* [What the task asks] Only the lines from the one containing "Convert this screenshot" through the end of the listing belong in the answer, repeated exactly, with no pictures.

* [Data]
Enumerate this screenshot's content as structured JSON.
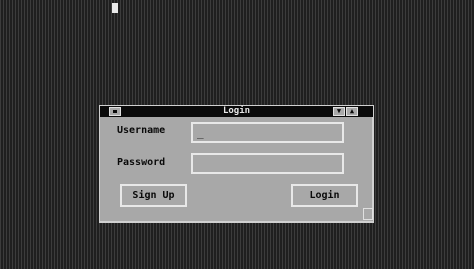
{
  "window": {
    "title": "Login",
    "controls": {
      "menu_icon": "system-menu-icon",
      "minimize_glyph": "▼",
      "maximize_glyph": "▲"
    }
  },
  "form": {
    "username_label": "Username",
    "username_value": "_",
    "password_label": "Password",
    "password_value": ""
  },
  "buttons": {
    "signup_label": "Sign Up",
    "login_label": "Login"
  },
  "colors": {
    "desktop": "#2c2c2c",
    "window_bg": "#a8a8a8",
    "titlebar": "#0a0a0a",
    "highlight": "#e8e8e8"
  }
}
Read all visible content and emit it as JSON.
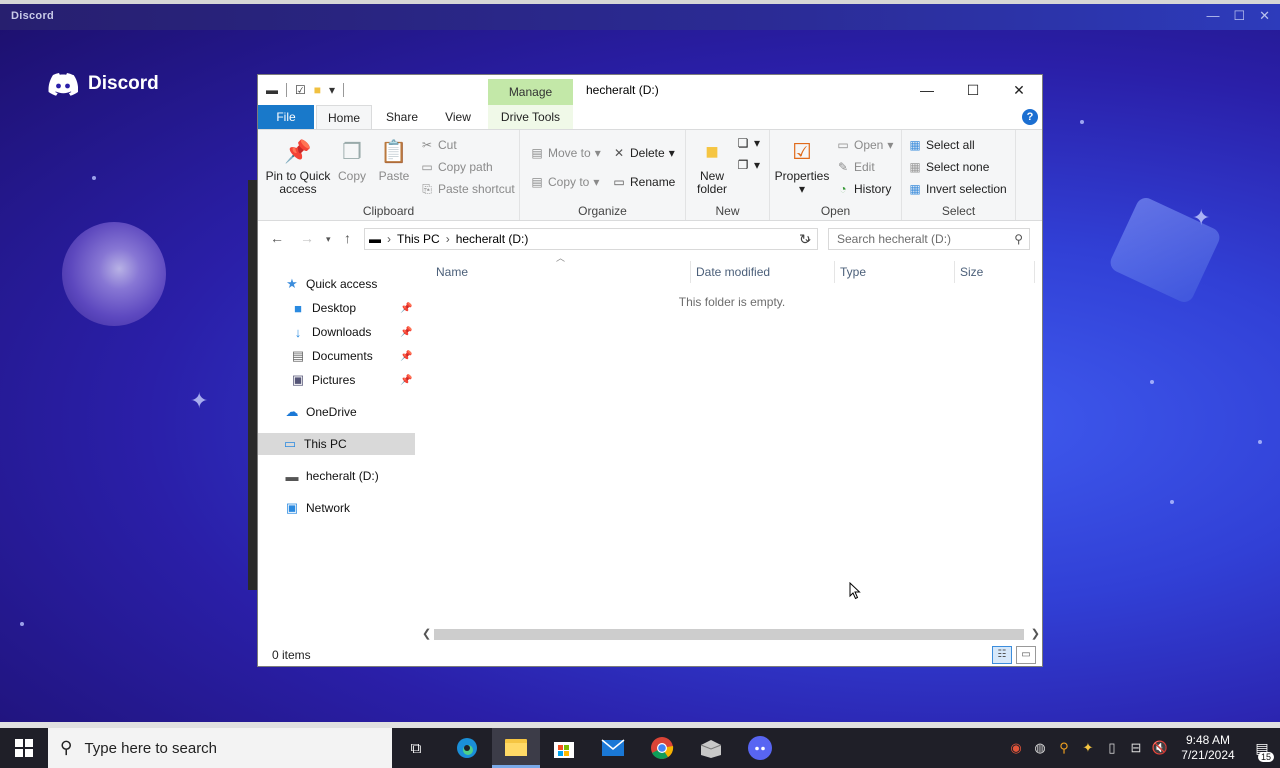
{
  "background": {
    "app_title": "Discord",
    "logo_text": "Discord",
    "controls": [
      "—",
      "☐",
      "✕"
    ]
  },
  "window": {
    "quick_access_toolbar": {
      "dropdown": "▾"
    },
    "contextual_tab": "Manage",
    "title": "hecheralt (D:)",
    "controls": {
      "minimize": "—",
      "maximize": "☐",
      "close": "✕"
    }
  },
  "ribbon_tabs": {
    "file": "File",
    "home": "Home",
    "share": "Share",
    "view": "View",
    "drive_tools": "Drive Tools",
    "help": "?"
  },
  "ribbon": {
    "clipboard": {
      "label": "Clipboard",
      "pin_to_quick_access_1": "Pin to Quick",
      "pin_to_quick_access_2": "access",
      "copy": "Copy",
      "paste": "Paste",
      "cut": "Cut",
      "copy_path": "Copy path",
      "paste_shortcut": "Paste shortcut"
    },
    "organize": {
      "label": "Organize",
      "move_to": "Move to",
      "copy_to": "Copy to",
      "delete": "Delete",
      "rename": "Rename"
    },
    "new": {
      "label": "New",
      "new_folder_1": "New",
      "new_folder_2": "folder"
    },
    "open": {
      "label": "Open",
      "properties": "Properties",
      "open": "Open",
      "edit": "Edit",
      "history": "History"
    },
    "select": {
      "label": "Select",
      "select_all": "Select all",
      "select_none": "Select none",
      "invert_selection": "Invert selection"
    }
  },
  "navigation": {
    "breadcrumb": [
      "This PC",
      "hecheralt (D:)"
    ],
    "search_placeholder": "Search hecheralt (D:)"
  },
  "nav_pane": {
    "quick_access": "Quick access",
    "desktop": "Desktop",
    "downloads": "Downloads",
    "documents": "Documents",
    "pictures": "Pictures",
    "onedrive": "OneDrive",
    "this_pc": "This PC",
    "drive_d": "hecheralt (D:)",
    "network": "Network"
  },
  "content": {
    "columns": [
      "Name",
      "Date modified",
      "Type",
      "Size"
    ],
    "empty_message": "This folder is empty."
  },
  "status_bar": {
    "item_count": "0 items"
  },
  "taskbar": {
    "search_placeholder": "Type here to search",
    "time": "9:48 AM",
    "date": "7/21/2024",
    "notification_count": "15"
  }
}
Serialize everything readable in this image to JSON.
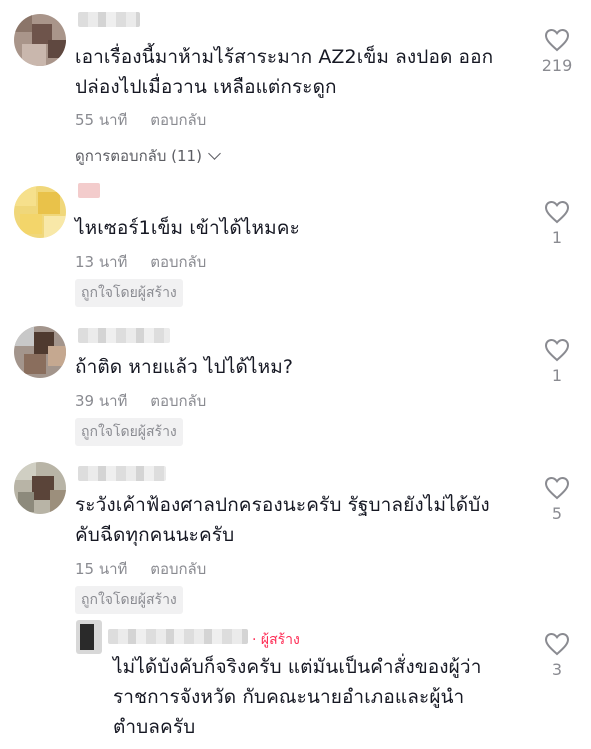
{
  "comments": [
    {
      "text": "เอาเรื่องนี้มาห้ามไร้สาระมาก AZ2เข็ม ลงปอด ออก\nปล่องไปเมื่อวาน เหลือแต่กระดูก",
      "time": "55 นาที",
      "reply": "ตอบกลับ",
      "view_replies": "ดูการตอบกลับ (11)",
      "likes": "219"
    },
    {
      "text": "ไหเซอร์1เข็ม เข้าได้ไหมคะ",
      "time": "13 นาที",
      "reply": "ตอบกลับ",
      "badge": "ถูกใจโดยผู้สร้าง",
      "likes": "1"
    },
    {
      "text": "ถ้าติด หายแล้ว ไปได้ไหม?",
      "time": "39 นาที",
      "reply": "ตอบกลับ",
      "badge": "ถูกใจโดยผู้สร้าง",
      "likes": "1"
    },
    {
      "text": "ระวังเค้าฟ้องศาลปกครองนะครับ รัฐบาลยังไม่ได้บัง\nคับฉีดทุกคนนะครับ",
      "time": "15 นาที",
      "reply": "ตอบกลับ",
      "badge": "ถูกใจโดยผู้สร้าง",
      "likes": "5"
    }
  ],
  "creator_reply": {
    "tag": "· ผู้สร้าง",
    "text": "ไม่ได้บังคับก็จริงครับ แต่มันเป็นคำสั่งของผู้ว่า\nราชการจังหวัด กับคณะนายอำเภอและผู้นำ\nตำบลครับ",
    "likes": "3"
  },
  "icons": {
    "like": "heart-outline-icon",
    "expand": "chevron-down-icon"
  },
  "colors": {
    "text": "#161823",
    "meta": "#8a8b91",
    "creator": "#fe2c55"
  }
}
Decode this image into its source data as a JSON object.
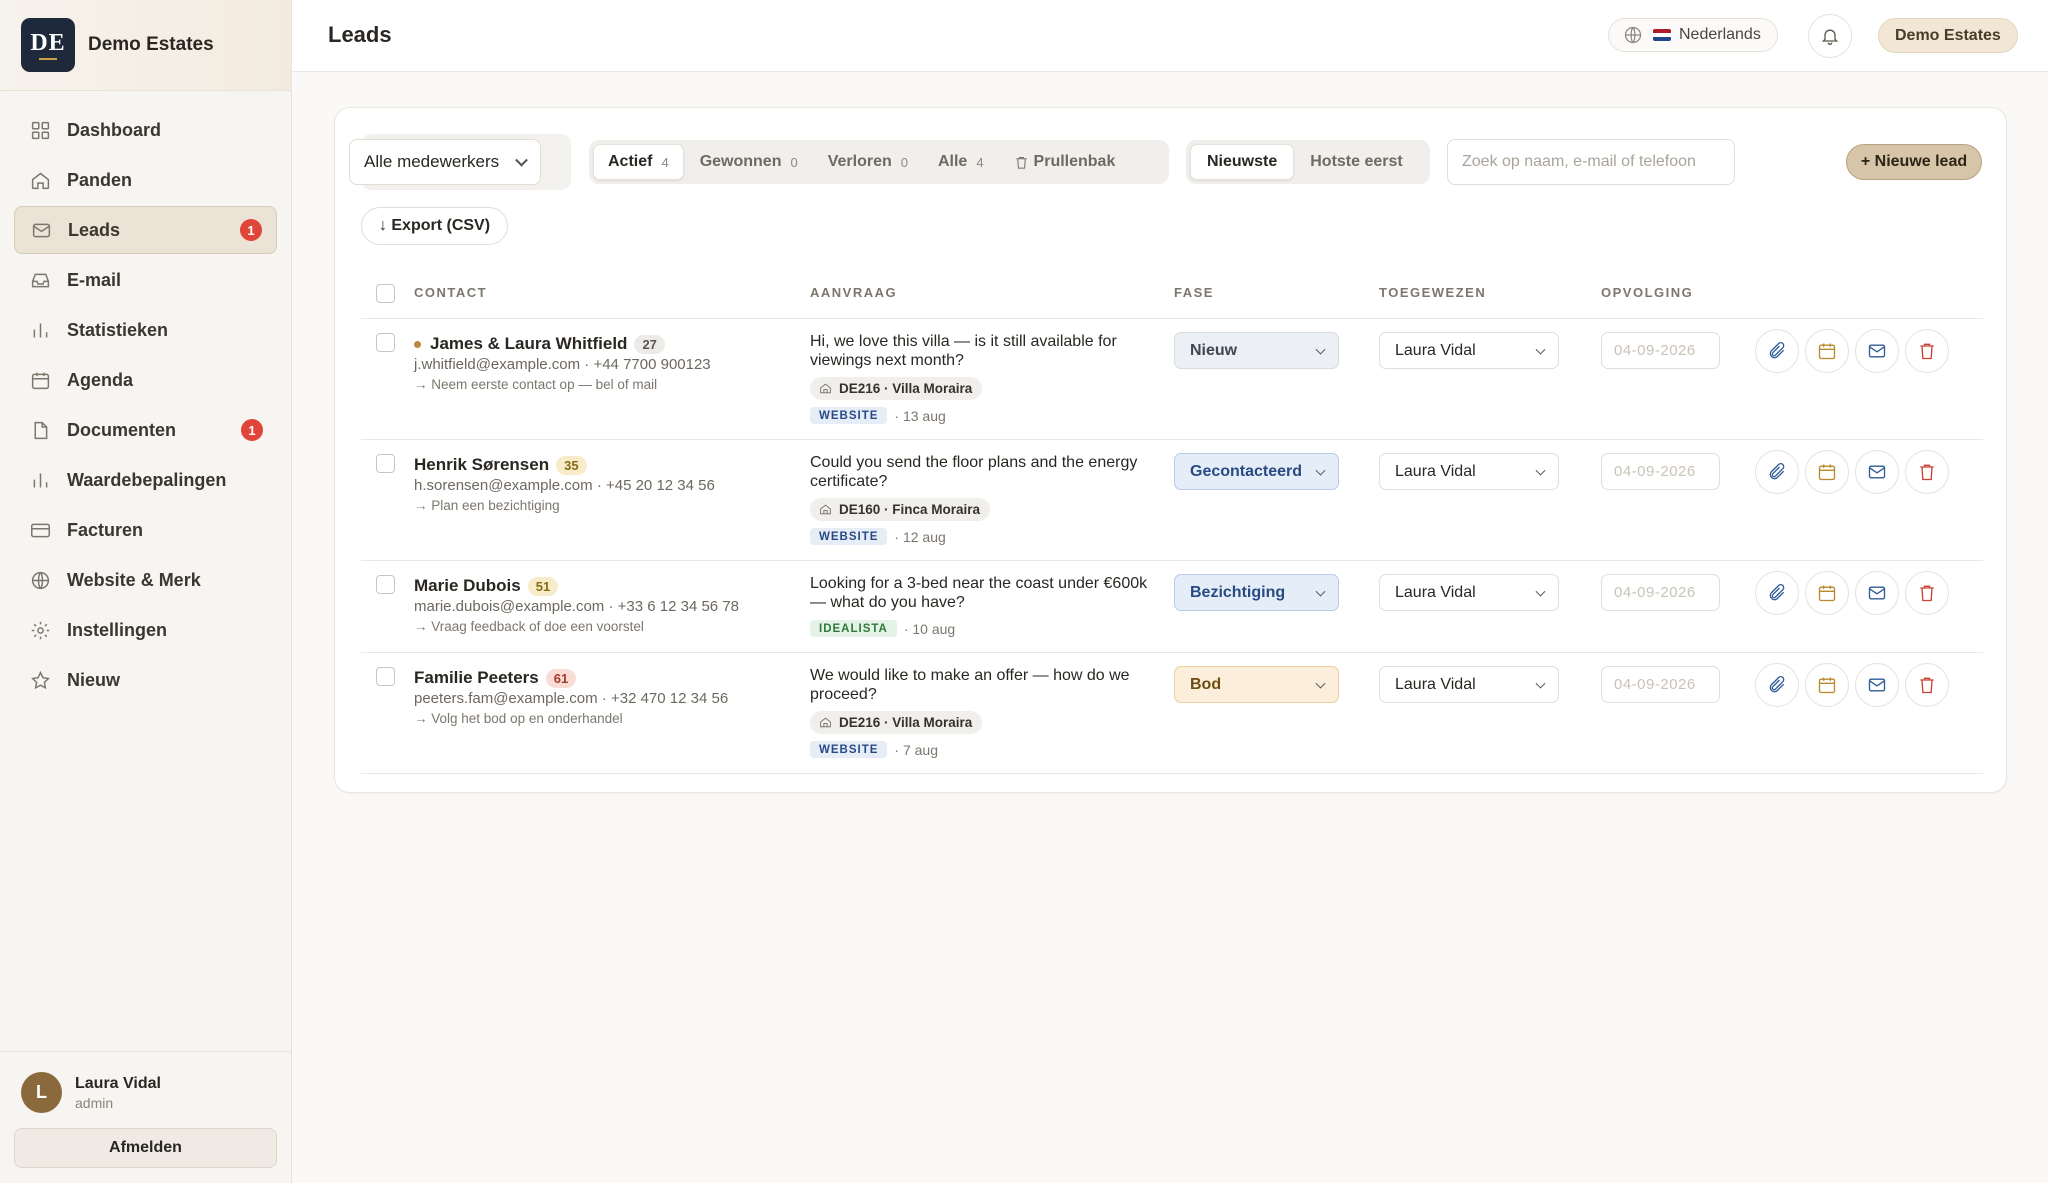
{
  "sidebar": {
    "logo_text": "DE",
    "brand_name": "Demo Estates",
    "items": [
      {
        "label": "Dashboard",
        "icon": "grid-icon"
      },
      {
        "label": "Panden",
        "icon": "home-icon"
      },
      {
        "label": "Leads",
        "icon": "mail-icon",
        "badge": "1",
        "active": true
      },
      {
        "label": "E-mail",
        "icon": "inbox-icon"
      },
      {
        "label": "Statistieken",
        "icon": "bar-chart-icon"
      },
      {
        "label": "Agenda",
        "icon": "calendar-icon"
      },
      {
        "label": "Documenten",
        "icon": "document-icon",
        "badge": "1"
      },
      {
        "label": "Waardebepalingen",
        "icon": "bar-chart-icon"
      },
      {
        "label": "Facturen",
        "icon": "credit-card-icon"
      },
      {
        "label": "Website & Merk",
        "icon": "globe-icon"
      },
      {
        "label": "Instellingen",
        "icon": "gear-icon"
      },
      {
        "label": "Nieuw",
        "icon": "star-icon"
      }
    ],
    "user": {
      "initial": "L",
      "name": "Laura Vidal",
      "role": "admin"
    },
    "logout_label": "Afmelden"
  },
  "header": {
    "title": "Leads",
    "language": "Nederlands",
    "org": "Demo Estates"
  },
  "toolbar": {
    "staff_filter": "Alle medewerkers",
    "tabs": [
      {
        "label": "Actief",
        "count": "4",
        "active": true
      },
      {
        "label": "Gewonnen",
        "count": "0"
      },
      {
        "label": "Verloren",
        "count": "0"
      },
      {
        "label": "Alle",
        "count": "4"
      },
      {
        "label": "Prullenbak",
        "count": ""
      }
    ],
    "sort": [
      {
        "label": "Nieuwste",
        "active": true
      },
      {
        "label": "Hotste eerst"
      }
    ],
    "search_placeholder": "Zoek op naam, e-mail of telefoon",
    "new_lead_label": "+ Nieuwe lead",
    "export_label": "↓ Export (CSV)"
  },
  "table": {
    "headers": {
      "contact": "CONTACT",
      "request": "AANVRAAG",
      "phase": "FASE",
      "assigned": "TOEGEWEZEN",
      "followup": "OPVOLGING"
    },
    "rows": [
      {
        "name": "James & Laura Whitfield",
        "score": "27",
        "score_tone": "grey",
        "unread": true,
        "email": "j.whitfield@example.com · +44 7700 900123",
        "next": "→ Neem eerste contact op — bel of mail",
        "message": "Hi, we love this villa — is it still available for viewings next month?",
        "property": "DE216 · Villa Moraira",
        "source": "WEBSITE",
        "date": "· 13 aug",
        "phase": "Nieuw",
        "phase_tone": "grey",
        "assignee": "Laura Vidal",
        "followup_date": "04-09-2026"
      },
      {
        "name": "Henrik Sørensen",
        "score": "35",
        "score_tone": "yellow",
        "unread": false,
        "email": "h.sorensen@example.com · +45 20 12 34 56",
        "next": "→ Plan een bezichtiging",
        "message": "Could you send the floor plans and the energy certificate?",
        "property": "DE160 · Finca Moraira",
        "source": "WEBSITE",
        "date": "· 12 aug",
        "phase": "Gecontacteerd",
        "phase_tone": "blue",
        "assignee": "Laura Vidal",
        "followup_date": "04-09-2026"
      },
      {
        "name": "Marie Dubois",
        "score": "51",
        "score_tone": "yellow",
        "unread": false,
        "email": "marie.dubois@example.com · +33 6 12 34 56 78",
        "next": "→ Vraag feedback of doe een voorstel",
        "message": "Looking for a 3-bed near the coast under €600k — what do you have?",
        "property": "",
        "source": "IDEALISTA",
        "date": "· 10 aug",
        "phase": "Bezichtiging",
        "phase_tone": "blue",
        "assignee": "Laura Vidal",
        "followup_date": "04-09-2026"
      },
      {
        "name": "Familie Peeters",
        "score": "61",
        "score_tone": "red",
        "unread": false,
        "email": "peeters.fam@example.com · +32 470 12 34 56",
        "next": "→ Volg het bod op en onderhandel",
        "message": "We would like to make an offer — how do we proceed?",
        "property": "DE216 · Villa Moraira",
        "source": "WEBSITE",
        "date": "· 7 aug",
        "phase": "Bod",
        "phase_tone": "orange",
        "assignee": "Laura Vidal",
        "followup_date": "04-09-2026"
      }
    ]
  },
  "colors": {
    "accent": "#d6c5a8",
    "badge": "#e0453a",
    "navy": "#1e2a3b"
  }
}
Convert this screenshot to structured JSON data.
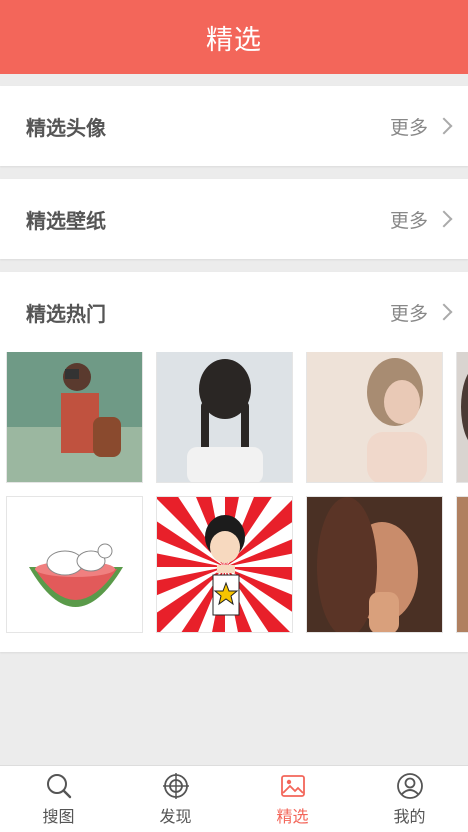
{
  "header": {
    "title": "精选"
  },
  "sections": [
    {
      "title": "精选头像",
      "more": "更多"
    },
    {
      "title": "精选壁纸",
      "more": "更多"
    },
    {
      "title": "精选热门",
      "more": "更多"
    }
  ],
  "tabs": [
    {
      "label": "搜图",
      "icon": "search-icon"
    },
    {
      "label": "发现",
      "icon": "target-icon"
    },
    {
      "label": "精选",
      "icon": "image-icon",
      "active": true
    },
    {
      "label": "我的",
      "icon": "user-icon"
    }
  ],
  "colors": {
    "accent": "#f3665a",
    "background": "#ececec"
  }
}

* [The answer]
Convert this screenshot to structured JSON data.
{
  "header": {
    "title": "精选"
  },
  "sections": [
    {
      "title": "精选头像",
      "more": "更多"
    },
    {
      "title": "精选壁纸",
      "more": "更多"
    },
    {
      "title": "精选热门",
      "more": "更多"
    }
  ],
  "tabs": [
    {
      "label": "搜图",
      "icon": "search-icon"
    },
    {
      "label": "发现",
      "icon": "target-icon"
    },
    {
      "label": "精选",
      "icon": "image-icon",
      "active": true
    },
    {
      "label": "我的",
      "icon": "user-icon"
    }
  ],
  "colors": {
    "accent": "#f3665a",
    "background": "#ececec"
  }
}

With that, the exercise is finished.